[Records excerpted from a collection]
————————

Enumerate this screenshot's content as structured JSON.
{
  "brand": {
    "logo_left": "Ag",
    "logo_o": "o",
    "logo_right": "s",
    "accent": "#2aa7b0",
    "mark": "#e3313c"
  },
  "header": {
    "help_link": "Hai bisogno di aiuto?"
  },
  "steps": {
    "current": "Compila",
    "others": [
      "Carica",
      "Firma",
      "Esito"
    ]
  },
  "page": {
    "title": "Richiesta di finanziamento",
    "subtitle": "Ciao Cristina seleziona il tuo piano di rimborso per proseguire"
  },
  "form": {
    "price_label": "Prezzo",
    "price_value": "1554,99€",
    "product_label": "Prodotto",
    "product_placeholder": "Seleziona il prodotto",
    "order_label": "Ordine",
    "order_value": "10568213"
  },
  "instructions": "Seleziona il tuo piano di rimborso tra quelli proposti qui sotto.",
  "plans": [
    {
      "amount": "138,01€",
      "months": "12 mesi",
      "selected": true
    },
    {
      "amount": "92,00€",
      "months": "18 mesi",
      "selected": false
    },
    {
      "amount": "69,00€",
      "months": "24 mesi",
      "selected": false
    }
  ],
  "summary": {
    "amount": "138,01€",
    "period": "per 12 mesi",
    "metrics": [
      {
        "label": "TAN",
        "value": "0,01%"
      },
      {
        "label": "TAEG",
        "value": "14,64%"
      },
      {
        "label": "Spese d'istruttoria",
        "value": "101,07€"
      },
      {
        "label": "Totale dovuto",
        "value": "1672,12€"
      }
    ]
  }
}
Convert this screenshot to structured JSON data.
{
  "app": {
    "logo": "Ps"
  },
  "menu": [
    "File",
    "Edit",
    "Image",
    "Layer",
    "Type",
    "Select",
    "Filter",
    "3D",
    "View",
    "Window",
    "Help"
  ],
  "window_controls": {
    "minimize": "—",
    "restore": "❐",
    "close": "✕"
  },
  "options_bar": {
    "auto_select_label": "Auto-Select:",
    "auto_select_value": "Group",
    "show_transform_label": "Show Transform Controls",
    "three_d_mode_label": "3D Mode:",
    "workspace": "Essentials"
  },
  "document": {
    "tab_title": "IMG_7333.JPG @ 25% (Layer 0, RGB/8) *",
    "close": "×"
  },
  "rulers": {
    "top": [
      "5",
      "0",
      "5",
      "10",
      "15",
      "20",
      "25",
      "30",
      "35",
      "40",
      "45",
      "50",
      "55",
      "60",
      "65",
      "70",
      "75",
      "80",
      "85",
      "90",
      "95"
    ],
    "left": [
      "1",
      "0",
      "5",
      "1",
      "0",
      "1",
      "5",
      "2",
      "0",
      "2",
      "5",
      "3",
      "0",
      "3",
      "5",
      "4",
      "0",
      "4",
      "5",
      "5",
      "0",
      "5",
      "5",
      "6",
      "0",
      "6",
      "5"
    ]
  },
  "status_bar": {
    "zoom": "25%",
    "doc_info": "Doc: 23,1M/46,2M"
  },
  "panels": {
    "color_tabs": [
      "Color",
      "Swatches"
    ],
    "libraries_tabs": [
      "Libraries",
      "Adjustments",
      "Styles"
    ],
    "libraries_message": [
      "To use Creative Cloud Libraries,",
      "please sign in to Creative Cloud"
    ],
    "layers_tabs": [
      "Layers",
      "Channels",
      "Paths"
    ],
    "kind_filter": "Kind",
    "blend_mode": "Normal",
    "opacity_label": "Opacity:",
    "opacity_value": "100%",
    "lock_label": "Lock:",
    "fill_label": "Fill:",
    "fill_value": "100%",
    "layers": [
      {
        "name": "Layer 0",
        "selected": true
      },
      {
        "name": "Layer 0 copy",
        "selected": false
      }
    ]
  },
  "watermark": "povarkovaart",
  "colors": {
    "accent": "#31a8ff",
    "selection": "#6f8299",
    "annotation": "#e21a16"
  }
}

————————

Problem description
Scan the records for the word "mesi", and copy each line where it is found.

Response to the task
      "months": "12 mesi",
      "months": "18 mesi",
      "months": "24 mesi",
    "period": "per 12 mesi",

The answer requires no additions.